Supplied records.
——————————

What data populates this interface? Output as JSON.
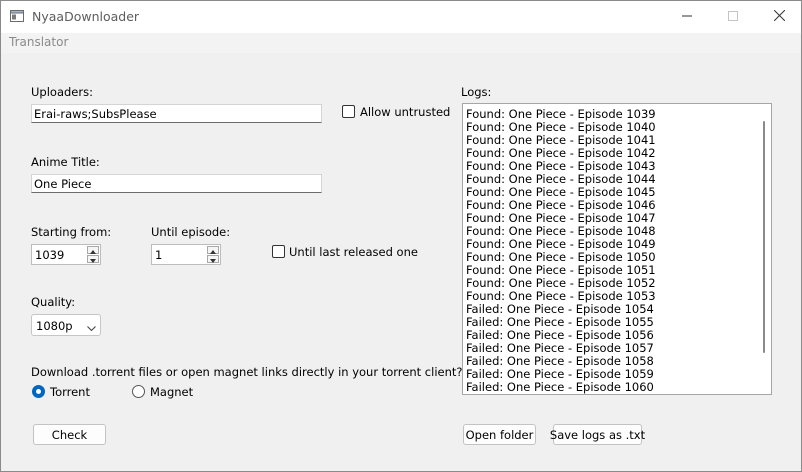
{
  "window": {
    "title": "NyaaDownloader"
  },
  "menu": {
    "translator": "Translator"
  },
  "form": {
    "uploaders_label": "Uploaders:",
    "uploaders_value": "Erai-raws;SubsPlease",
    "allow_untrusted_label": "Allow untrusted",
    "allow_untrusted_checked": false,
    "anime_title_label": "Anime Title:",
    "anime_title_value": "One Piece",
    "starting_from_label": "Starting from:",
    "starting_from_value": "1039",
    "until_episode_label": "Until episode:",
    "until_episode_value": "1",
    "until_last_label": "Until last released one",
    "until_last_checked": false,
    "quality_label": "Quality:",
    "quality_value": "1080p",
    "download_question": "Download .torrent files or open magnet links directly in your torrent client?",
    "torrent_label": "Torrent",
    "magnet_label": "Magnet",
    "selected_mode": "Torrent",
    "check_button": "Check"
  },
  "logs": {
    "label": "Logs:",
    "lines": [
      "Found: One Piece - Episode 1039",
      "Found: One Piece - Episode 1040",
      "Found: One Piece - Episode 1041",
      "Found: One Piece - Episode 1042",
      "Found: One Piece - Episode 1043",
      "Found: One Piece - Episode 1044",
      "Found: One Piece - Episode 1045",
      "Found: One Piece - Episode 1046",
      "Found: One Piece - Episode 1047",
      "Found: One Piece - Episode 1048",
      "Found: One Piece - Episode 1049",
      "Found: One Piece - Episode 1050",
      "Found: One Piece - Episode 1051",
      "Found: One Piece - Episode 1052",
      "Found: One Piece - Episode 1053",
      "Failed: One Piece - Episode 1054",
      "Failed: One Piece - Episode 1055",
      "Failed: One Piece - Episode 1056",
      "Failed: One Piece - Episode 1057",
      "Failed: One Piece - Episode 1058",
      "Failed: One Piece - Episode 1059",
      "Failed: One Piece - Episode 1060"
    ],
    "open_folder_button": "Open folder",
    "save_logs_button": "Save logs as .txt"
  },
  "colors": {
    "accent": "#0067c0"
  },
  "icons": [
    "app-icon",
    "minimize-icon",
    "maximize-icon",
    "close-icon",
    "spin-up-icon",
    "spin-down-icon",
    "chevron-down-icon"
  ]
}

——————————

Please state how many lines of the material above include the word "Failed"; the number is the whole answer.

Response to the exercise. 7